Our study was prospective, used biopsies evaluated by H&E (rather than an adjacent biopsy with unknown pathology), and by simultaneously running pre- and post- treatment biopsies we limited the possibility of a “batch effect”. Despite these methodological advantages, we acknowledge some limitations. Some neo-squamous biopsies were obtained pre-complete BE eradication. Consequently, it is possible (but unknown) if the remnant BE may effect the gene expression of the neo-squamous mucosa. Our normal squamous samples also include biopsies at various levels above the gastroesophageal junction, which has been reported to influence gene expression,32 although there was no significant difference in expression in distal compared to proximal esophagus biopsies in our study (data not shown). We did not compare the mRNA expression changes after EMR compared to RFA because of the small number of patients in each group and the difference in severity of Barrett’s disease: most of the patients undergoing EMR had IMC or HGD whereas patients undergoing RFA had mostly LGD (after EMR treatment of IMC or HGD in some cases).

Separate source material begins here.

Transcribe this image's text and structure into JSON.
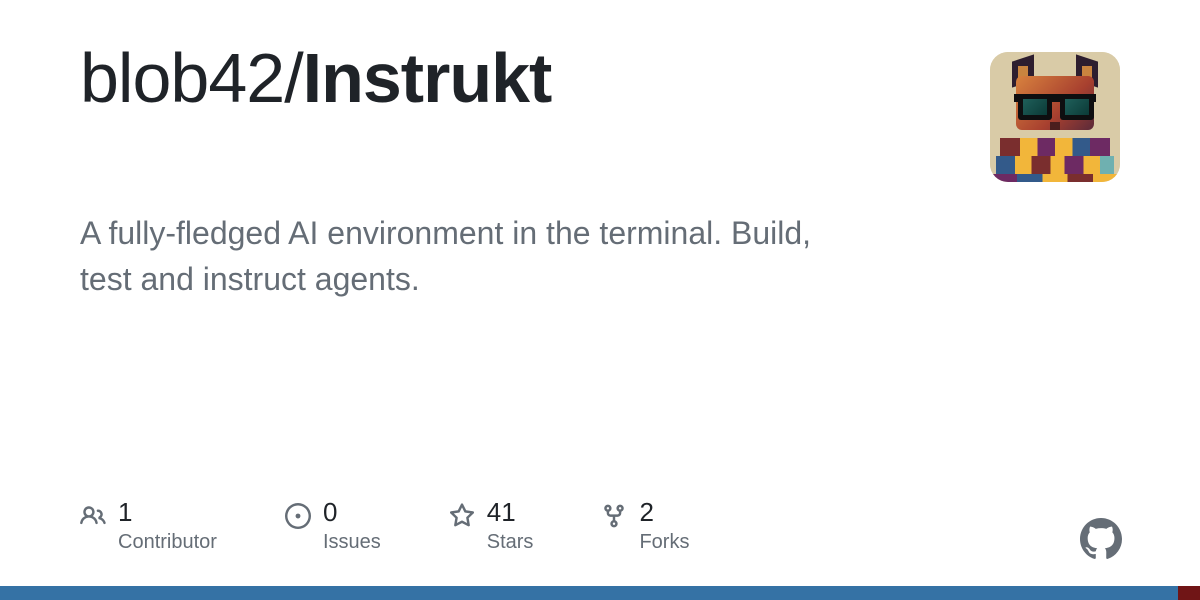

Our study found that the abnormal gene expression present at baseline in patients with dysplastic Barrett’s or IMC is altered after endotherapy towards a normal esophagus expression profile. This alteration was highly significant for all genes, indicating that the neo-squamous mucosa harbors a very greatly reduced malignant risk compared to untreated Barrett’s disease. This is consistent with the normal histopathological appearance of the neo-squamous mucosa and the reassuring results of clinical studies regarding the long-term cancer risk after endoscopic therapy. The neo-squamous mucosa was significantly different to the normal control squamous mucosa for most genes but the significance of this finding is uncertain. One interpretation is that it suggests that attention should be given to careful inspection of the neo-squamous mucosa as well as, of course, any persistent BE areas after endotherapy. This could include taking random biopsies from a normal appearing neo-squamous mucosa; although the benefit of this is disputed it can rarely uncover buried (sub-squamous) BE or even adenocarcinoma.17,33–35 Altogether, we interpret our results as providing some support for long-term endoscopic surveillance after endoscopic treatment of BE/IMC, even if the BE has been completely eradicated, we acknowledge that more extensive studies with longer follow-up periods are needed to more thoroughly evaluate the neo-squamous mucosa.
The authors declare that there is no conflict of interest.
This work was supported by the Australian National Health and Medical Research Council (project grant 100837) and the Cancer Council New South Wales (SRP 08-04).